Upon submitting five application forms in one calendar year, the owner must complete and submit a Reasonable Care Plan. OMAFRA will contact the owner in this case and provide them with the required document.

Step 8 - Municipal Investigator Declaration and Signature

  • Attest that the findings of your investigation were fully documented and truthful by signing and dating the application.

Step 9 - Owner Declaration and Signature

  • Have the owner indicate if they will be providing additional evidence, which may not be currently available, to the municipality within seven (7) business days of the investigation. The owner must also sign the application, which binds them to the terms and conditions of the program.
  • The owner should review the completed application form and ensure all details provided by the investigator are accurate and enough detail is provided.
  • Have the owner sign the completed application form to attest that the evidence provided is correct.
  • Territorial investigators are responsible for submitting additional evidence provided by the owner, within seven (7) business days of the investigation, to the program administrator via email at wildlife.damage@ontario.ca or mail:

    Ontario Ministry of Agriculture, Food and Rural Affairs
    Attention: OWDCP Program Administrator
    1 Stone Road West, 4th Floor NW
    Guelph, ON N1G 4Y2

Step 10 - Submitting a Program Application

  • Municipal investigators must submit an application within seven (7) business days of conducting an investigation. A copy of the report should be provided to:
    • The owner of the livestock/ poultry.
    • The Clerk of the municipality in which the livestock/ poultry were injured or killed.
  • Territorial investigators must submit an application within seven (7) business days of conducting an investigation. A copy of the report should be provided to:
    • The owner of the livestock/ poultry.
    • The program administrator (OMAFRA).
Ineligible Applications
  • Farm Business Registration Number (FBRN) is invalid in the current and/or previous year or it is not associated with the applicant.
  • Ontario Premises Identification (PID) Number is invalid.
  • Livestock species is not eligible.
  • Predator species is not eligible.
  • Application is incomplete.
  • The livestock or poultry was diseased or sick.
  • The owner is not in compliance with Ontario Regulation 106/09 of the Nutrient Management Act or Ontario Regulation 105/09 of the Food Safety Quality Act (FSQA).

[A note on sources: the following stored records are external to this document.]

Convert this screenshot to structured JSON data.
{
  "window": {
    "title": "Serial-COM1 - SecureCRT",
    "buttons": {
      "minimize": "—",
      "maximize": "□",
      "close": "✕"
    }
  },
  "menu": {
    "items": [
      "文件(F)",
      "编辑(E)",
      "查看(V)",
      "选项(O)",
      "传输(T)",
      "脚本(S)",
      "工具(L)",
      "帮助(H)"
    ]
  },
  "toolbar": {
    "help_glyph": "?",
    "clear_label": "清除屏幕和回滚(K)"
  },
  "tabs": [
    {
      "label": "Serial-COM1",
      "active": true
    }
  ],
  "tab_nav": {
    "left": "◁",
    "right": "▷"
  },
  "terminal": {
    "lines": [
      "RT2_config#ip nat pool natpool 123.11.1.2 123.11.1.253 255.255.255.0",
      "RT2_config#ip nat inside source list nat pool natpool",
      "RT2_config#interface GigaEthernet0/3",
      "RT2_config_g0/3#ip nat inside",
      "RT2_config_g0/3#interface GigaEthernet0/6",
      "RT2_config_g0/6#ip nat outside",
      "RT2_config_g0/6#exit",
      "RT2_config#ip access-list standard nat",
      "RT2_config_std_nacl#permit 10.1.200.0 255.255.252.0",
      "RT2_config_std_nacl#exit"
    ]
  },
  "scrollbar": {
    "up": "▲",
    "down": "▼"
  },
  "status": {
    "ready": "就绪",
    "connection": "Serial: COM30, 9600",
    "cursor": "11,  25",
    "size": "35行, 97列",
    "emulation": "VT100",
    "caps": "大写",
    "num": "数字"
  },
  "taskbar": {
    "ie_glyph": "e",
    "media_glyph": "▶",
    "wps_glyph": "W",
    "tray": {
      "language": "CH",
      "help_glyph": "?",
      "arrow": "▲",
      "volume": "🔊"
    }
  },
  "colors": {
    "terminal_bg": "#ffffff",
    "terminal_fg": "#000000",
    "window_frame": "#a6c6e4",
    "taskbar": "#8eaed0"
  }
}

For more information:
Toll Free: 1-877-424-1300
E-mail: ag.info.omafra@ontario.ca
Author: OMAFRA Staff
Creation Date: 01 October 2018
Last Reviewed: 29 January 2019